But the impact isn’t harmless at all. Too many residential infill projects are muscle-bound, pseudo-historical hulks that are out of sync with the modest, amiable rhythm of Toronto’s modern streetscapes.
While popular, however, these monster-mansions are not inevitable.
Other, more sensitive replacements are possible for old Toronto homes that have become too small or too dilapidated to maintain economically. The century-old, ever-evolving career of European and North American residential modernism, for its part, has produced highly effective dwellings that sit well in tight spots, look great, and sing in tune with what’s likable about the contemporary metropolis.
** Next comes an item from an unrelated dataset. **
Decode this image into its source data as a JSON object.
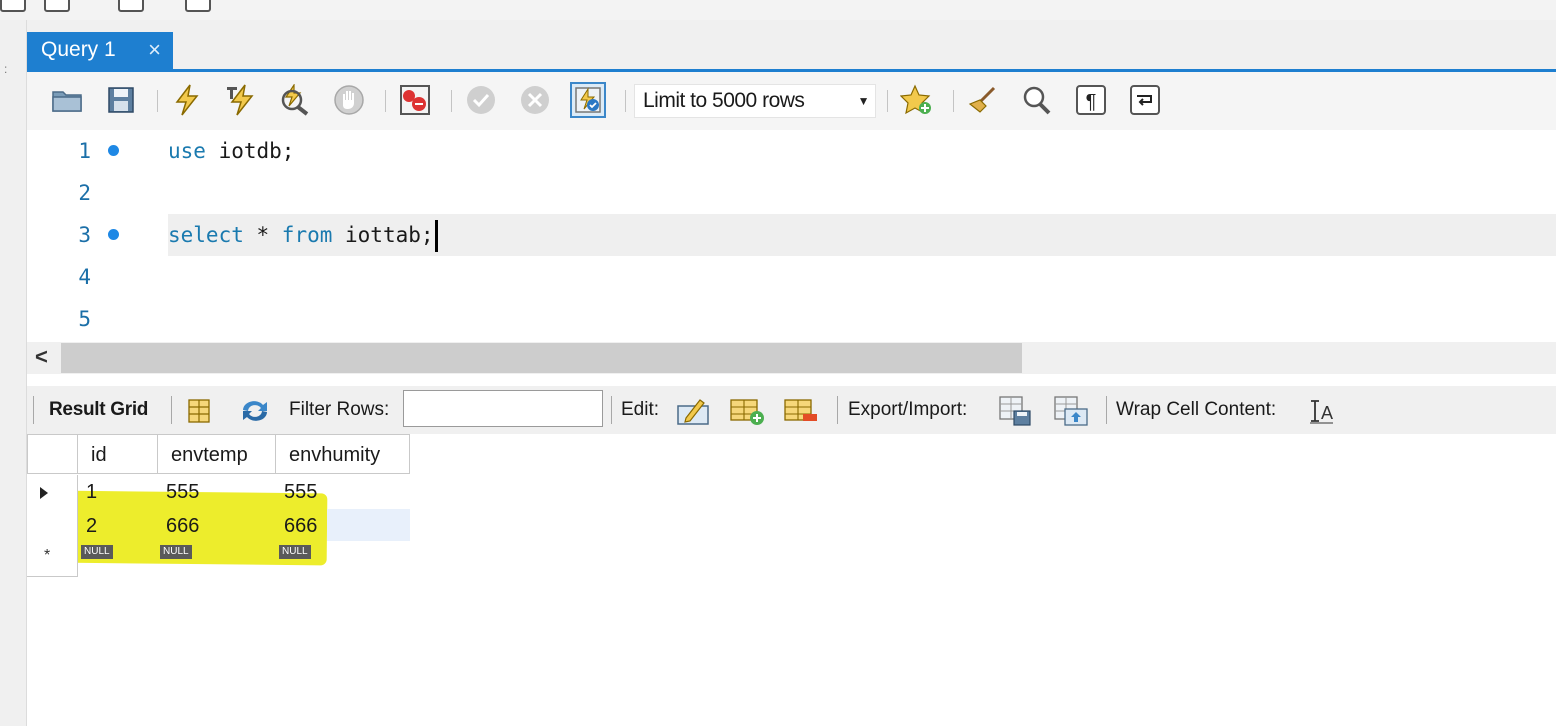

Toronto, in fact, is a hotbed of designers who are imaginatively updating the ideals and ideas of architectural modernism and incorporating them into their residential work.
Here’s one of them: Donald Chong – founder, along with Betsy and Shane Williamson, of the promising new firm of Williamson Chong Architects – whose recent house on a quiet old street at the western edge of Scarborough is a fine example of contemporary infill.
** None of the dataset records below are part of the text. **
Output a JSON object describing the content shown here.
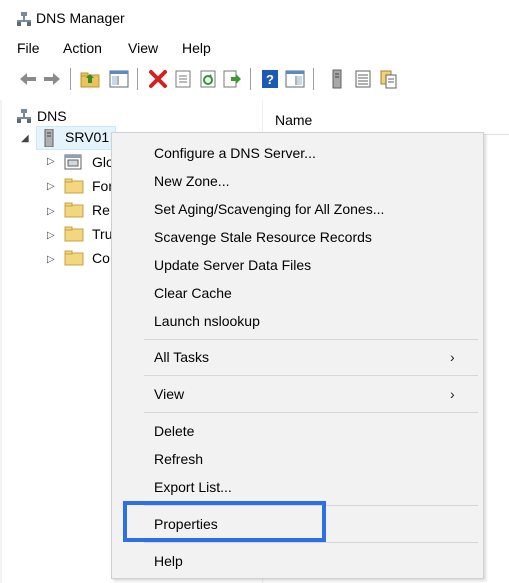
{
  "window": {
    "title": "DNS Manager"
  },
  "menubar": {
    "items": [
      "File",
      "Action",
      "View",
      "Help"
    ]
  },
  "toolbar": {
    "icons": [
      "back-arrow-icon",
      "forward-arrow-icon",
      "up-folder-icon",
      "show-hide-console-tree-icon",
      "delete-icon",
      "properties-icon",
      "refresh-icon",
      "export-list-icon",
      "help-icon",
      "show-action-pane-icon",
      "server-icon",
      "list-view-icon",
      "copy-records-icon"
    ]
  },
  "tree": {
    "root": "DNS",
    "server": "SRV01",
    "children": [
      "Glo",
      "For",
      "Re",
      "Tru",
      "Co"
    ]
  },
  "list": {
    "column_header": "Name"
  },
  "context_menu": {
    "configure": "Configure a DNS Server...",
    "new_zone": "New Zone...",
    "set_aging": "Set Aging/Scavenging for All Zones...",
    "scavenge": "Scavenge Stale Resource Records",
    "update_files": "Update Server Data Files",
    "clear_cache": "Clear Cache",
    "nslookup": "Launch nslookup",
    "all_tasks": "All Tasks",
    "view": "View",
    "delete": "Delete",
    "refresh": "Refresh",
    "export_list": "Export List...",
    "properties": "Properties",
    "help": "Help",
    "submenu_arrow": "›"
  },
  "colors": {
    "highlight_box": "#2f6fe6",
    "menu_background": "#f2f2f2",
    "selection": "#e5f3fb"
  }
}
Mr. Chong and the Williamsons, by the way, are the winners of the Canada Council’s 2012 Professional Prix de Rome in Architecture, a prestigious fellowship for international travel and research. Next week, I’ll be reporting here on what the trio hope to learn during their trips abroad.
Mr. Chong crafted the detached, 2,300-square-foot house for a couple with a small child. (Another is on the way.) The physical limits on what the architect could do for this family were strict. There had to be a sizable setback from the street, the lot was only 25 feet wide, and, further hemming in the buildable area, a large, venerable Norway spruce stood in the midst of the rear garden.
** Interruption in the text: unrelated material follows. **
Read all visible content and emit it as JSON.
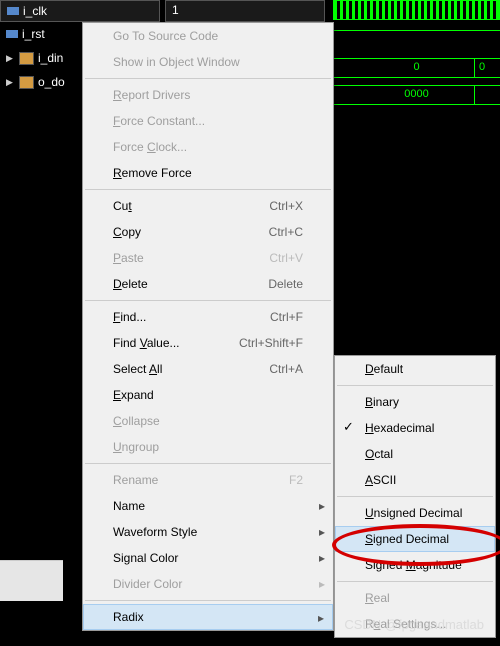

The three-level (plus basement) building that Mr. Chong has dropped into the available slot is simple, but not dull, and it manages to be efficient and lovely at the same time. The attractive street-side façade, for example, is an open, right-angled composition of warm wood, tall windows and glass doors, with a boxy upper volume that floats over the sheltered concrete porch. Tough and genteel materials combine here to say “home” as clearly as any Gothic cottage might, though in a fresh, thoroughly modern idiom.
It’s inside, however, that Mr. Chong’s planning skill is most evident. Instead of trying to cram the more public zones of this narrow house – living room, dining room, kitchen – into the entry level, the designer assigned cooking and eating to the first floor, and moved the living room upstairs.
The lower storey, in this arrangement, is a bright, welcoming sweep of space from the tall glass openings at the front to the glass wall and spacious deck at the rear. This flow is interrupted only by a long island that includes, in one gesture, both the counter top and the dining table. In a further bid to eliminate clutter on this level, Mr. Chong has run a straight, continuous wall of wooden panels all the way from the front to the back of the house, then put everything behind it – fridge, appliance garage, closets, storage cupboards, the air-conditioning ductwork – the works. Not a square inch is wasted here, though nothing is mean or bare.
The living room, on the second storey, overlooks the street through a handsome window nearly as wide and tall as this level itself. (Living rooms belong on upper storeys, it`s always seemed to me above the busy city, somewhat apart from the activities of cooking and dining.) Behind this living area are two of the house’s three bedrooms, one in the middle, the other at the rear. (The master bedroom occupies the third floor.)
That middle bedroom deserves special mention. In houses snugly squeezed, like this one, into the city’s residential fabric, lighting the centre is always a problem. But if middle bedrooms are often gloomy, the one in this dwelling definitely is not. Mr. Chong has brightened it by smartly tucking in the wall of the adjacent living room, thereby exposing the middle bedroom to a large influx of sunshine, and also making the shape of the living room itself more interesting.
Donald Chong’s small, thoughtful contemporary house, of course, won’t stop the march of the faux chateaux. But it does show what can happen when good urbanism, along with good sense and good taste, are driving the design of replacement housing.